Members of Massachusetts growing cannabis industry were pleased to hear about GFA’s decision.
“It’s a hard thing to ask someone to walk around with $20,000 in their pocket when people know this is a cash industry,” said Jim Smith, an attorney who works with the cannabis industry. “Convenience stores get robbed for just a few hundred bucks — we don’t want that. We don’t want cash. We want to work like a traditional retailer, with debit cards and everything else.”
Laury Lucien, an attorney seeking to operate her own cultivation operation and dispensary in southern Massachusetts was interested with working with GFA.
“Having an institution where we could deposit our cash would be so helpful,” Lucien said. “Otherwise, it makes me anxious to think about all the simple things an ordinary business takes for granted — paying your bills, your employees, keeping track of taxes. Doing everything with large amounts of cash is expensive and time-consuming, and it creates lots of room for error and diversion.”
Even state officials are supportive of offering financial services to the cannabis industry. Steve Hoffman, Chairman of the Cannabis Control Commission is hopeful that crime can be reduced if cannabis companies have the opportunity to utilize banking services.
“It’s a real big deal that GFA decided to enter this industry,” Hoffman said in an interview according to the Boston Globe. “I expect that it’s going to look like other states, where once the first institution dips its toes in the water, there will be others that follow.”
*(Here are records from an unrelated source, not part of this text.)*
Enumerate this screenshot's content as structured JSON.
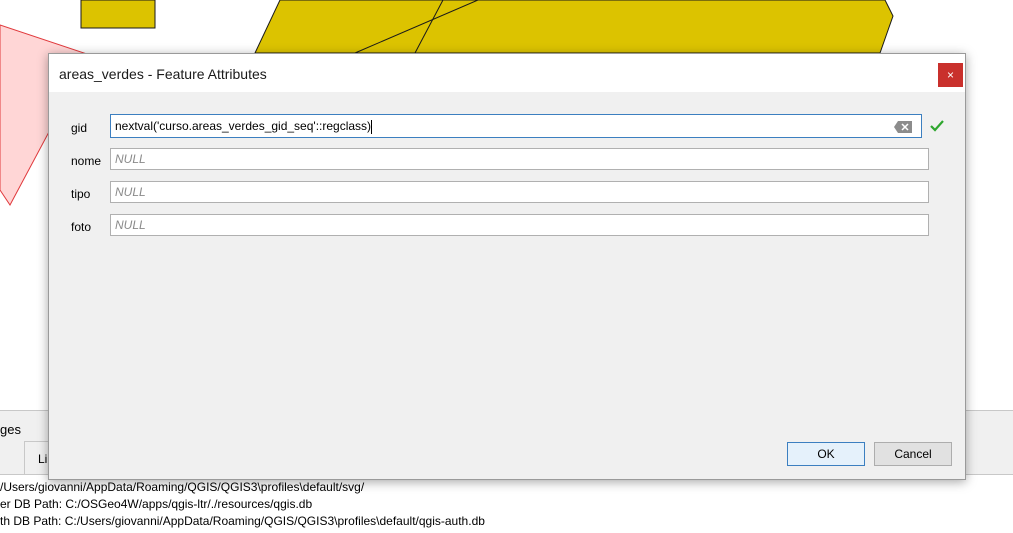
{
  "background": {
    "panel_title": "ges",
    "tab_label": "Li",
    "log_lines": [
      "/Users/giovanni/AppData/Roaming/QGIS/QGIS3\\profiles\\default/svg/",
      "er DB Path: C:/OSGeo4W/apps/qgis-ltr/./resources/qgis.db",
      "th DB Path: C:/Users/giovanni/AppData/Roaming/QGIS/QGIS3\\profiles\\default/qgis-auth.db"
    ],
    "map_colors": {
      "polygon_fill": "#dcc300",
      "polygon_stroke": "#1a1a1a",
      "selection_fill": "#ffd6d6",
      "selection_stroke": "#e0393c"
    }
  },
  "dialog": {
    "title": "areas_verdes - Feature Attributes",
    "close_label": "×",
    "fields": [
      {
        "label": "gid",
        "value": "nextval('curso.areas_verdes_gid_seq'::regclass)"
      },
      {
        "label": "nome",
        "placeholder": "NULL"
      },
      {
        "label": "tipo",
        "placeholder": "NULL"
      },
      {
        "label": "foto",
        "placeholder": "NULL"
      }
    ],
    "ok_label": "OK",
    "cancel_label": "Cancel",
    "icons": {
      "clear": "clear-text-icon",
      "valid": "checkmark-icon"
    },
    "accent_color": "#3c7fc0",
    "close_color": "#c9302c",
    "valid_color": "#2ea62e"
  }
}
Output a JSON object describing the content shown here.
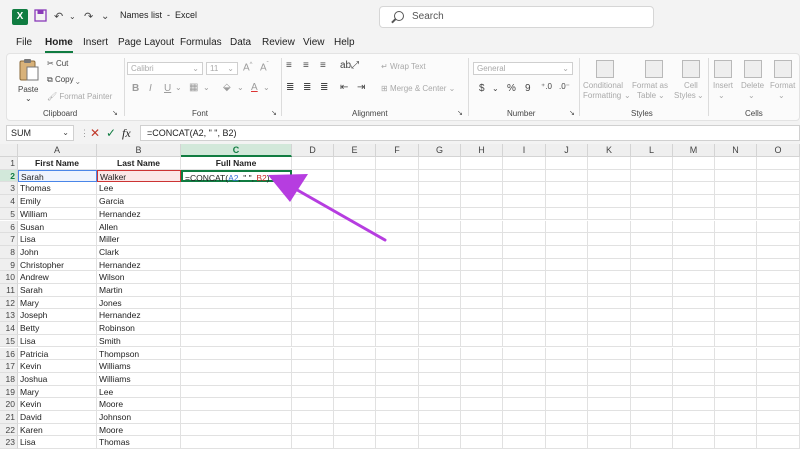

There are still some financial issues that remain for Massachusetts based cannabis businesses. Dispensaries and other cannabis organizations have trouble acquiring capital to start their operations or to expand. Currently, GFA will not be offering loans to members of the cannabis industry but is currently weighing the possiblility of doing so next year.